As a teacher and researcher who studies history and social studies education, I ask questions regarding the nature of knowledge that exists in U.S. schools. What narratives are normative in the classroom? Are voices silenced and, if so, which ones? These questions offer a response to ethnocentric curricula that privilege the historical experiences of some students, while displacing those of others. This work allows me to evaluate the depiction of marginalized communities in the classroom.
The impetus for this work comes from a commitment to creating more-inclusive schooling experiences, particularly ones that champion diversity and multiculturalism. It is fertile ground for learning experiences that expose students to multiple narratives rather than a single version of the past. However, my sense of empowerment to do this work—and perhaps, that of many teachers—has been shaken by the recent nature of political discourse.

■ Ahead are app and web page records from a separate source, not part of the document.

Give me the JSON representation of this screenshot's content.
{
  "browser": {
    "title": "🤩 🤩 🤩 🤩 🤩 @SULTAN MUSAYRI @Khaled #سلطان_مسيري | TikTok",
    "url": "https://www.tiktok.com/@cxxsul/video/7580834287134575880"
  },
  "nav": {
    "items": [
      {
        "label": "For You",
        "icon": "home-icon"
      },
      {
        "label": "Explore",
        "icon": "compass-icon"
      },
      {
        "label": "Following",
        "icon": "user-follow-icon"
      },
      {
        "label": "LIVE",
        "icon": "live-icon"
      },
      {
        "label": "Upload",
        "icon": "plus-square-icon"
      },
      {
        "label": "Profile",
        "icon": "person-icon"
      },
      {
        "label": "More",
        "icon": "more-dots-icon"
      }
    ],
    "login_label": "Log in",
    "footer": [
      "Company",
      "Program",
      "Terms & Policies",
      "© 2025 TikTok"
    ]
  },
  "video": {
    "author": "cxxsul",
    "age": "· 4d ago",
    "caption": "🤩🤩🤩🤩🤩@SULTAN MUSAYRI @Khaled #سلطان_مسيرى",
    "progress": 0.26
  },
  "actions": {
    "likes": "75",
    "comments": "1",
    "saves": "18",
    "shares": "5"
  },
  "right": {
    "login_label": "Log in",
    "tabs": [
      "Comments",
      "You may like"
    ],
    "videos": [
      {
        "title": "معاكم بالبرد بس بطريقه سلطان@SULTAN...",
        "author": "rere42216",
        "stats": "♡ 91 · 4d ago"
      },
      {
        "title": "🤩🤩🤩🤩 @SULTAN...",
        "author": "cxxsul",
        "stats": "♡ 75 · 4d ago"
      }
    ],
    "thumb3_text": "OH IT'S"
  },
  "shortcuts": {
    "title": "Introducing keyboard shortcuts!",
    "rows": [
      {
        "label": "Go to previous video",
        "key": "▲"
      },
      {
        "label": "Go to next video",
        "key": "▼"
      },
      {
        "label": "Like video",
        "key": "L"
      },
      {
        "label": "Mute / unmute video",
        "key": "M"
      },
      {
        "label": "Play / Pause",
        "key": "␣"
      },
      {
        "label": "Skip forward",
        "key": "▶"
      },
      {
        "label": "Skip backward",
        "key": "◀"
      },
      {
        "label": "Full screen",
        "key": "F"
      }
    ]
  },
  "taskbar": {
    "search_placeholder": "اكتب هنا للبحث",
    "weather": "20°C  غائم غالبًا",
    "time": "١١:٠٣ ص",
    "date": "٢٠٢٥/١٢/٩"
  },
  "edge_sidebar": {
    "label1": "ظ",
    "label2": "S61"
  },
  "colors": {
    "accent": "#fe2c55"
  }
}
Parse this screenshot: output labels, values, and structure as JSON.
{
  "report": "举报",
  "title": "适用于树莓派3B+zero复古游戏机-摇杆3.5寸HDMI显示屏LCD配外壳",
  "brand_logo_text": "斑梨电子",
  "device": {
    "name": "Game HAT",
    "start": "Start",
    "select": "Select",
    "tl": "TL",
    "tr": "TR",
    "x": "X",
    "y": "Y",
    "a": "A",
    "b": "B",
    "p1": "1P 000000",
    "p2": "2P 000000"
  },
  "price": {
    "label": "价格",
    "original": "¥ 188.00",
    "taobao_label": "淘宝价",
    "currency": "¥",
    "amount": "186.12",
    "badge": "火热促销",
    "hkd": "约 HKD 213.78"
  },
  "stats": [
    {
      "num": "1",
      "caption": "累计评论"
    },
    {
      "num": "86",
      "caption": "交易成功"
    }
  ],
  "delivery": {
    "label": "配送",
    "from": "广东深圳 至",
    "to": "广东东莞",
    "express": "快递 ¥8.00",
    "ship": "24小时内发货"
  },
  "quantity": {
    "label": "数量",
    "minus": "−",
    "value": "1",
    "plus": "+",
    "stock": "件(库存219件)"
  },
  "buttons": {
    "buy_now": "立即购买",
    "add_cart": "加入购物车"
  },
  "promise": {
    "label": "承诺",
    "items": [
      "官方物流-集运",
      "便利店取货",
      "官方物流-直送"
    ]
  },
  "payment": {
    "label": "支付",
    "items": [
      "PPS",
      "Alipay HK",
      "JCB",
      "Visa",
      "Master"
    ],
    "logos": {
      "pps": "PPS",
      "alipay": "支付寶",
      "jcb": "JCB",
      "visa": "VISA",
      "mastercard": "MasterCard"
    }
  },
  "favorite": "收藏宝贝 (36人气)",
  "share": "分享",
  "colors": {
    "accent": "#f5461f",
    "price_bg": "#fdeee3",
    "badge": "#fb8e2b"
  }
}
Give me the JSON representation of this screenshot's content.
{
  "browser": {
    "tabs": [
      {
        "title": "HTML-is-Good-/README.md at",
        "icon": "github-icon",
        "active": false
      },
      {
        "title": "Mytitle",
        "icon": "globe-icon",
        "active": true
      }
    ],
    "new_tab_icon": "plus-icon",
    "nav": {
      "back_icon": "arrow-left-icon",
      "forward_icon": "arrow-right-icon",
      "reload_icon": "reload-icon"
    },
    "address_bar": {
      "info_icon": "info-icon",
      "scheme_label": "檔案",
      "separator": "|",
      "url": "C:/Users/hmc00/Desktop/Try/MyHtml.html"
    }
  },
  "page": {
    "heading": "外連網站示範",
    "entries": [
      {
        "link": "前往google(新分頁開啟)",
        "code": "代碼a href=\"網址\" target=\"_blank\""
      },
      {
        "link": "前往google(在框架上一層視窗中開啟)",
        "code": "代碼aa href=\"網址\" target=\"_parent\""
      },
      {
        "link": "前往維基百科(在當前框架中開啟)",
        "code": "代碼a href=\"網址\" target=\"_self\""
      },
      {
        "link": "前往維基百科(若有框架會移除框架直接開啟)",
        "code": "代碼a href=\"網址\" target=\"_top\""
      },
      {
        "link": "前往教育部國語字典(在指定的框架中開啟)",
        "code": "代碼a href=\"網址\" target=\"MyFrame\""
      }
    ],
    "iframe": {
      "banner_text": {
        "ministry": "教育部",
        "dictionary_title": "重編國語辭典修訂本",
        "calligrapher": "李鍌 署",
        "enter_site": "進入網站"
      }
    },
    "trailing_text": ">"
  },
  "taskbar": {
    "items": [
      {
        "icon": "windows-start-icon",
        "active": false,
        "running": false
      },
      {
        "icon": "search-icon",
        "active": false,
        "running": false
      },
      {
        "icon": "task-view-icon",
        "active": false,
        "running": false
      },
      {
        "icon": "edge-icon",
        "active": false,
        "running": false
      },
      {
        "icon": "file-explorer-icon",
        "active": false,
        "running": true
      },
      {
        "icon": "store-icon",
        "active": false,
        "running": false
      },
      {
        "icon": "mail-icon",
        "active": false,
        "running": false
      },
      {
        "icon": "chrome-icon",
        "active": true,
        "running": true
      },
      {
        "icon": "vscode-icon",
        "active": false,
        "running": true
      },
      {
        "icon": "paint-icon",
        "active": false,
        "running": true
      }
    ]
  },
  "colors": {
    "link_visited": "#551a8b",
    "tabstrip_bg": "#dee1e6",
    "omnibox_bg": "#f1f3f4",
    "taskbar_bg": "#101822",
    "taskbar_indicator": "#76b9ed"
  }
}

In today’s political environment of sweeping executive orders and bans on refugees, our country seems to be enveloped in language that demonizes immigrants and Muslims, objectifies women, and normalizes bigoted sentiments. I am concerned for teachers, whose efforts to confront this discourse may be construed as partisan by virtue of sanctioning one political perspective at the expense of another, including those that target vulnerable communities.
Educators are tasked with helping their students develop critical consciousness, not endorsing one particular worldview and having students internalize it. Teachers should nurture students’ ability to appreciate multiple perspectives, promote civil discourse, and overcome the danger of a single narrative.
While the narratives that characterize immigrants and Muslims as a threat to American society are troubling, my fear is that we educators may promote learning experiences that silence this seemingly nativist worldview in the classroom. Although silencing such voices could be justified as giving hatred no sanctuary in learning environments, it could also be construed as silencing the voices of large segments of the electorate, ignoring their concerns, and creating learning spaces that are inclusive in name but not in practice. There is a tension here that we must resolve.
With the increase in virulent rhetoric, however, there are limitations to certain educational objectives. How should educators invite multiple viewpoints into the classroom without inadvertently condoning hate speech? How can teachers advocate for multiple perspectives, when it means silencing the ones we find disagreeable and vile? How does this not perpetuate a pattern of privileging based on one’s position in society? Do we include perspectives that may target and defame vulnerable communities as we avoid the danger of a single narrative? Do we include them to avoid privileging one worldview in the classroom and society?
How should educators invite multiple viewpoints into the classroom without inadvertently condoning hate speech?
Educators seek to promote empathy and civil discourse. This resonates when I think of the historically stereotyped and misrepresented communities to whom I have dedicated my intellectual pursuits. What are the limits of empathy? Is it relativistic for teachers to ask students to empathize with ideas they find reprehensible, or is this an act of breaking down boundaries and creating space to understand the other? How can we protect free speech and expression in schools and society without allowing for hate speech to proliferate?
There are no easy answers to these questions. As educators, we should strive to avoid partisanship in the classroom and presuming one worldview is absolutely true while others are invalid. I want students to navigate through ambiguity rather than becoming absolutist in their thinking. I seek to provide learning spaces that allow students to think critically rather than being reliant on an educator to tell them what is right and wrong.
The current political rhetoric I find so disturbing tells people what is right and wrong in an uncritical fashion. How can educators challenge many of the Trump administration’s subjective assertions without also presuming that alternative visions for America produced by their own positions in society are not conditional?
Resorting to easy answers fails to grapple with the challenges inherent in opening up learning spaces to multiple perspectives. This is the challenge of teaching today: not allowing one narrative to dominate, while also not allowing hatred to infiltrate the classroom and inform perceptions of others. This is not a paradox. This is the work that lies ahead for teachers.